- [What the task asks] Each line below with the string "wellbeing" should be copied.

=== Available records ===

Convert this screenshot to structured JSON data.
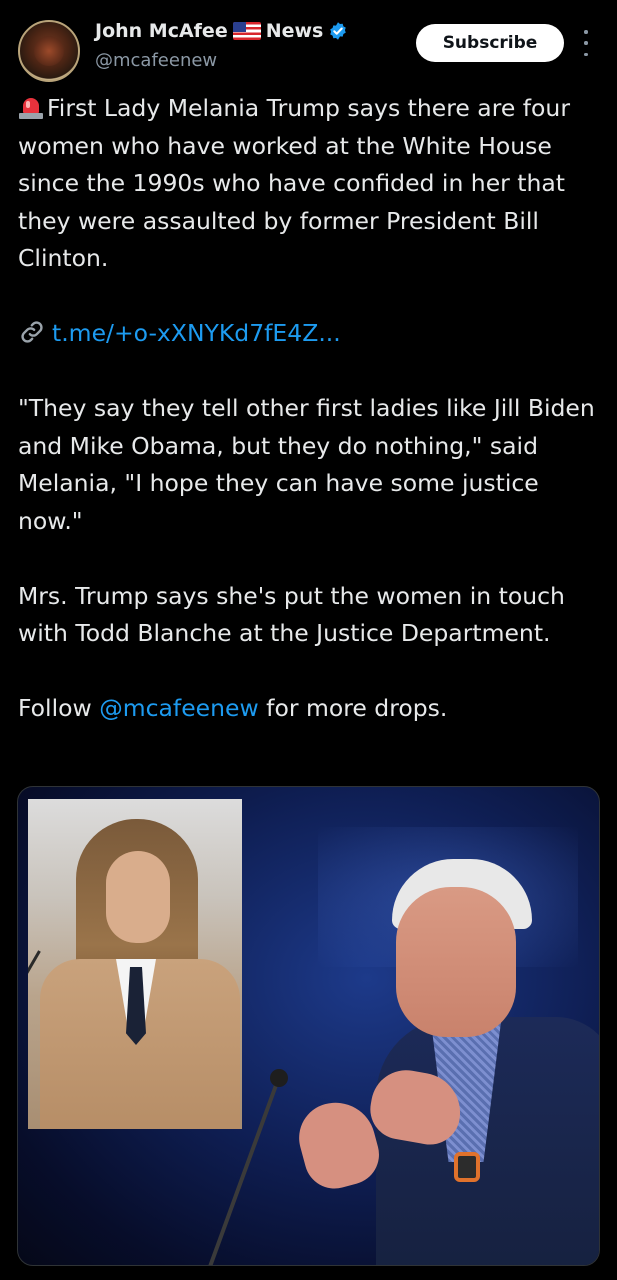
{
  "post": {
    "author": {
      "display_name": "John McAfee",
      "flag_icon": "us-flag-icon",
      "name_suffix": "News",
      "verified_icon": "verified-badge-icon",
      "verified_color": "#1d9bf0",
      "handle": "@mcafeenew"
    },
    "subscribe_label": "Subscribe",
    "more_icon": "more-vertical-icon",
    "body": {
      "siren_icon": "rotating-light-icon",
      "headline": "First Lady Melania Trump says there are four women who have worked at the White House since the 1990s who have confided in her that they were assaulted by former President Bill Clinton.",
      "link_icon": "link-icon",
      "link_text": "t.me/+o-xXNYKd7fE4Z...",
      "quote": "\"They say they tell other first ladies like Jill Biden and Mike Obama, but they do nothing,\" said Melania, \"I hope they can have some justice now.\"",
      "paragraph_3": "Mrs. Trump says she's put the women in touch with Todd Blanche at the Justice Department.",
      "follow_prefix": "Follow",
      "follow_mention": "@mcafeenew",
      "follow_suffix": "for more drops."
    },
    "media": {
      "description_icon": "photo-icon"
    }
  },
  "colors": {
    "background": "#000000",
    "text": "#e7e9ea",
    "secondary_text": "#8b98a5",
    "link": "#1d9bf0",
    "button_bg": "#ffffff",
    "button_text": "#0f1419"
  }
}
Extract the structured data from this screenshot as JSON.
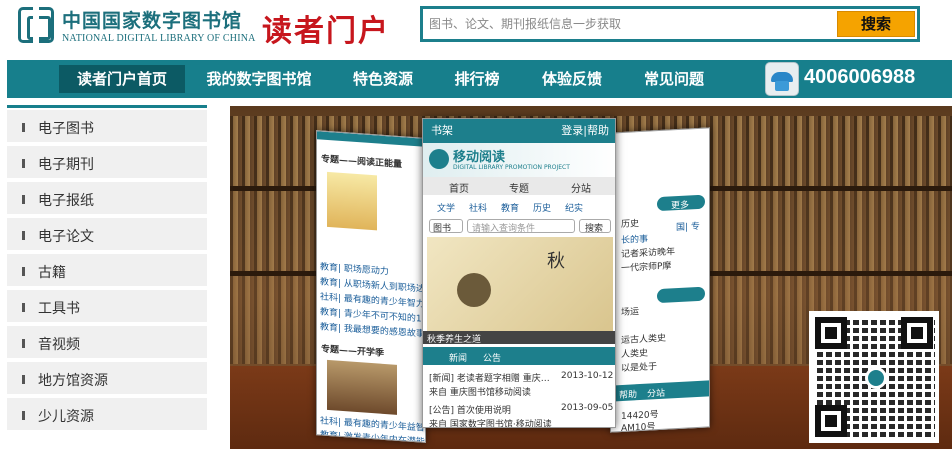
{
  "header": {
    "logo_cn": "中国国家数字图书馆",
    "logo_en": "NATIONAL DIGITAL LIBRARY OF CHINA",
    "portal_title": "读者门户",
    "logo_icon": "library-logo-icon"
  },
  "search": {
    "placeholder": "图书、论文、期刊报纸信息一步获取",
    "button_label": "搜索"
  },
  "nav": {
    "items": [
      {
        "label": "读者门户首页",
        "active": true
      },
      {
        "label": "我的数字图书馆",
        "active": false
      },
      {
        "label": "特色资源",
        "active": false
      },
      {
        "label": "排行榜",
        "active": false
      },
      {
        "label": "体验反馈",
        "active": false
      },
      {
        "label": "常见问题",
        "active": false
      }
    ],
    "phone_icon": "telephone-icon",
    "phone_number": "4006006988"
  },
  "sidebar": {
    "items": [
      {
        "label": "电子图书"
      },
      {
        "label": "电子期刊"
      },
      {
        "label": "电子报纸"
      },
      {
        "label": "电子论文"
      },
      {
        "label": "古籍"
      },
      {
        "label": "工具书"
      },
      {
        "label": "音视频"
      },
      {
        "label": "地方馆资源"
      },
      {
        "label": "少儿资源"
      }
    ]
  },
  "banner": {
    "center_phone": {
      "bar_left": "书架",
      "bar_right": "登录|帮助",
      "app_title": "移动阅读",
      "app_subtitle": "DIGITAL LIBRARY PROMOTION PROJECT",
      "tabs": [
        "首页",
        "专题",
        "分站"
      ],
      "subtabs": [
        "文学",
        "社科",
        "教育",
        "历史",
        "纪实"
      ],
      "search_type": "图书",
      "search_placeholder": "请输入查询条件",
      "search_button": "搜索",
      "feature_caption": "秋季养生之道",
      "news_tabs": [
        "新闻",
        "公告"
      ],
      "news": [
        {
          "title": "[新闻] 老读者题字相赠 重庆…",
          "date": "2013-10-12",
          "sub": "来自 重庆图书馆移动阅读"
        },
        {
          "title": "[公告] 首次使用说明",
          "date": "2013-09-05",
          "sub": "来自 国家数字图书馆·移动阅读"
        }
      ]
    },
    "left_phone": {
      "topic1": "专题——阅读正能量",
      "lines": [
        "教育| 职场愿动力",
        "教育| 从职场新人到职场达人",
        "社科| 最有趣的青少年智力题",
        "教育| 青少年不可不知的1000",
        "教育| 我最想要的感恩故事全"
      ],
      "topic2": "专题——开学季",
      "lines2": [
        "社科| 最有趣的青少年益智",
        "教育| 激发青少年内在潜能"
      ]
    },
    "right_phone": {
      "more": "更多",
      "lines": [
        "历史",
        "国| 专",
        "长的事",
        "记者采访晚年",
        "一代宗师P摩",
        "场运",
        "运古人类史",
        "人类史",
        "以是处于"
      ],
      "bottom": [
        "帮助",
        "分站"
      ],
      "codes": [
        "14420号",
        "AM10号"
      ]
    }
  }
}
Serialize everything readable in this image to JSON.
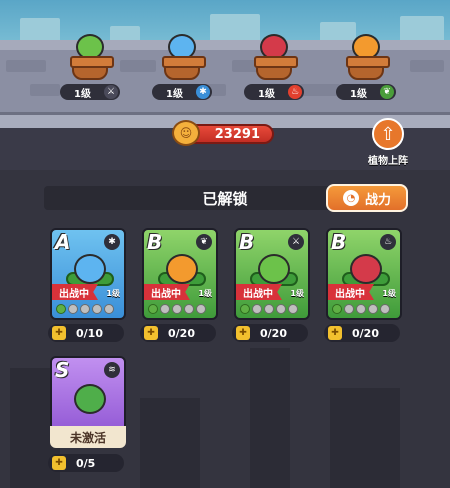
{
  "lineup": [
    {
      "level": "1级",
      "element": "sword-icon",
      "element_glyph": "⚔",
      "element_color": "#4a4a5a",
      "plant_color": "#6cc24a"
    },
    {
      "level": "1级",
      "element": "snowflake-icon",
      "element_glyph": "✱",
      "element_color": "#3a8fd8",
      "plant_color": "#5db4f0"
    },
    {
      "level": "1级",
      "element": "fire-icon",
      "element_glyph": "♨",
      "element_color": "#e2402e",
      "plant_color": "#d43a4a"
    },
    {
      "level": "1级",
      "element": "leaf-icon",
      "element_glyph": "❦",
      "element_color": "#4a9d3a",
      "plant_color": "#f39a2e"
    }
  ],
  "coins": "23291",
  "plant_up_label": "植物上阵",
  "unlocked_title": "已解锁",
  "power_button": "战力",
  "cards": [
    {
      "rank": "A",
      "element": "snowflake-icon",
      "element_glyph": "✱",
      "status": "出战中",
      "level": "1级",
      "progress": "0/10",
      "bg": "bg-a",
      "plant_color": "#5db4f0"
    },
    {
      "rank": "B",
      "element": "leaf-icon",
      "element_glyph": "❦",
      "status": "出战中",
      "level": "1级",
      "progress": "0/20",
      "bg": "bg-b",
      "plant_color": "#f39a2e"
    },
    {
      "rank": "B",
      "element": "sword-icon",
      "element_glyph": "⚔",
      "status": "出战中",
      "level": "1级",
      "progress": "0/20",
      "bg": "bg-b",
      "plant_color": "#6cc24a"
    },
    {
      "rank": "B",
      "element": "fire-icon",
      "element_glyph": "♨",
      "status": "出战中",
      "level": "1级",
      "progress": "0/20",
      "bg": "bg-b",
      "plant_color": "#d43a4a"
    }
  ],
  "inactive_card": {
    "rank": "S",
    "element": "wind-icon",
    "element_glyph": "≋",
    "status": "未激活",
    "progress": "0/5",
    "plant_color": "#4fae4a"
  }
}
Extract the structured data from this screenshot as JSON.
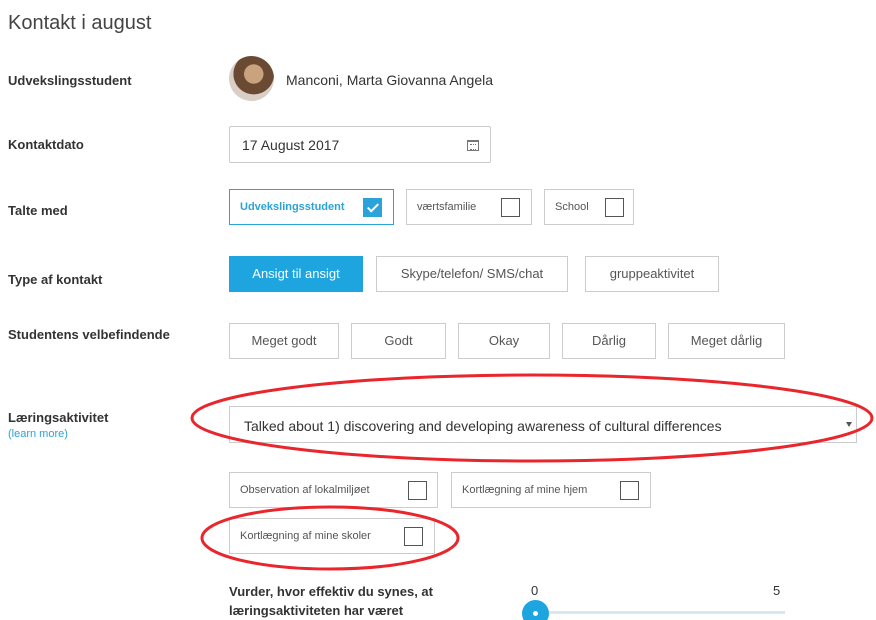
{
  "page": {
    "title": "Kontakt i august"
  },
  "labels": {
    "student": "Udvekslingsstudent",
    "contact_date": "Kontaktdato",
    "talked_with": "Talte med",
    "contact_type": "Type af kontakt",
    "wellbeing": "Studentens velbefindende",
    "learning_activity": "Læringsaktivitet",
    "learn_more": "(learn more)"
  },
  "student": {
    "name": "Manconi, Marta Giovanna Angela"
  },
  "contact_date": {
    "value": "17 August 2017"
  },
  "talked_with": [
    {
      "label": "Udvekslingsstudent",
      "checked": true
    },
    {
      "label": "værtsfamilie",
      "checked": false
    },
    {
      "label": "School",
      "checked": false
    }
  ],
  "contact_type": [
    {
      "label": "Ansigt til ansigt",
      "selected": true
    },
    {
      "label": "Skype/telefon/ SMS/chat",
      "selected": false
    },
    {
      "label": "gruppeaktivitet",
      "selected": false
    }
  ],
  "wellbeing": [
    {
      "label": "Meget godt"
    },
    {
      "label": "Godt"
    },
    {
      "label": "Okay"
    },
    {
      "label": "Dårlig"
    },
    {
      "label": "Meget dårlig"
    }
  ],
  "learning_activity": {
    "selected": "Talked about 1) discovering and developing awareness of cultural differences",
    "options": [
      {
        "label": "Observation af lokalmiljøet",
        "checked": false
      },
      {
        "label": "Kortlægning af mine hjem",
        "checked": false
      },
      {
        "label": "Kortlægning af mine skoler",
        "checked": false
      }
    ]
  },
  "rating": {
    "question": "Vurder, hvor effektiv du synes, at læringsaktiviteten har været",
    "min_label": "0",
    "max_label": "5",
    "value": 0
  },
  "colors": {
    "accent": "#1ea5e0",
    "annotation": "#e8262c"
  }
}
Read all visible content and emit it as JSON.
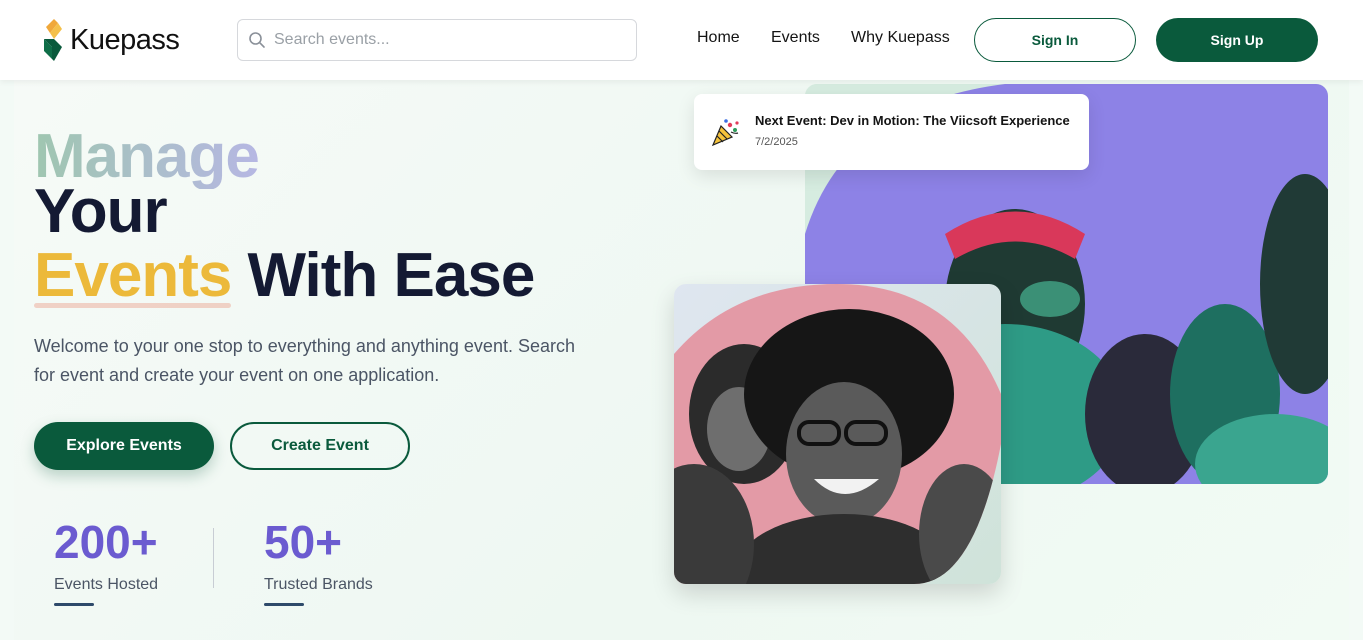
{
  "header": {
    "logo_text": "Kuepass",
    "search_placeholder": "Search events...",
    "nav": {
      "home": "Home",
      "events": "Events",
      "why": "Why Kuepass"
    },
    "sign_in": "Sign In",
    "sign_up": "Sign Up"
  },
  "hero": {
    "title_word1": "Manage",
    "title_word2": "Your",
    "title_highlight": "Events",
    "title_rest": " With Ease",
    "description": "Welcome to your one stop to everything and anything event. Search for event and create your event on one application.",
    "explore_button": "Explore Events",
    "create_button": "Create Event",
    "stats": [
      {
        "value": "200+",
        "label": "Events Hosted"
      },
      {
        "value": "50+",
        "label": "Trusted Brands"
      }
    ]
  },
  "next_event": {
    "title": "Next Event: Dev in Motion: The Viicsoft Experience",
    "date": "7/2/2025",
    "icon": "party-popper-icon"
  },
  "colors": {
    "brand_green": "#0a5a3c",
    "accent_yellow": "#ecb93a",
    "stat_purple": "#6b5bd0",
    "photo_purple": "#8d82e6",
    "photo_pink": "#e39aa6"
  }
}
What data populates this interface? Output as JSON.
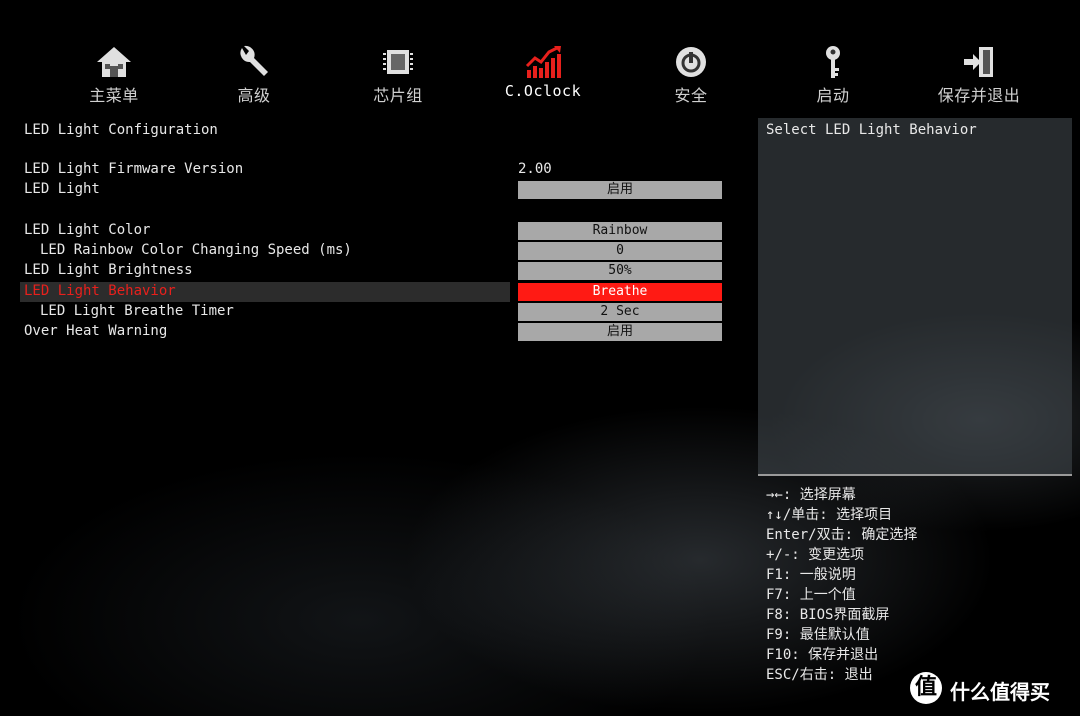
{
  "nav": {
    "items": [
      {
        "label": "主菜单",
        "icon": "home-icon"
      },
      {
        "label": "高级",
        "icon": "wrench-icon"
      },
      {
        "label": "芯片组",
        "icon": "chip-icon"
      },
      {
        "label": "C.Oclock",
        "icon": "overclock-chart-icon"
      },
      {
        "label": "安全",
        "icon": "power-shield-icon"
      },
      {
        "label": "启动",
        "icon": "key-icon"
      },
      {
        "label": "保存并退出",
        "icon": "exit-door-icon"
      }
    ],
    "active_index": 3
  },
  "main": {
    "section_title": "LED Light Configuration",
    "rows": [
      {
        "name": "LED Light Firmware Version",
        "value": "2.00",
        "type": "text"
      },
      {
        "name": "LED Light",
        "value": "启用",
        "type": "box"
      },
      {
        "name": "LED Light Color",
        "value": "Rainbow",
        "type": "box"
      },
      {
        "name": "LED Rainbow Color Changing Speed (ms)",
        "value": "0",
        "type": "box",
        "indent": true
      },
      {
        "name": "LED Light Brightness",
        "value": "50%",
        "type": "box"
      },
      {
        "name": "LED Light Behavior",
        "value": "Breathe",
        "type": "box",
        "selected": true
      },
      {
        "name": "LED Light Breathe Timer",
        "value": "2 Sec",
        "type": "box",
        "indent": true
      },
      {
        "name": "Over Heat Warning",
        "value": "启用",
        "type": "box"
      }
    ]
  },
  "help": {
    "description": "Select LED Light Behavior",
    "keys": [
      "→←: 选择屏幕",
      "↑↓/单击: 选择项目",
      "Enter/双击: 确定选择",
      "+/-: 变更选项",
      "F1: 一般说明",
      "F7: 上一个值",
      "F8: BIOS界面截屏",
      "F9: 最佳默认值",
      "F10: 保存并退出",
      "ESC/右击: 退出"
    ]
  },
  "watermark": {
    "logo": "值",
    "text": "什么值得买"
  },
  "colors": {
    "selected_text": "#e8201c",
    "selected_box": "#ff1a14",
    "value_box": "#a8a8a8",
    "active_icon": "#e8201c"
  }
}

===

- [Written response]
    "wellbeing": "Studentens velbefindende",
  "wellbeing": [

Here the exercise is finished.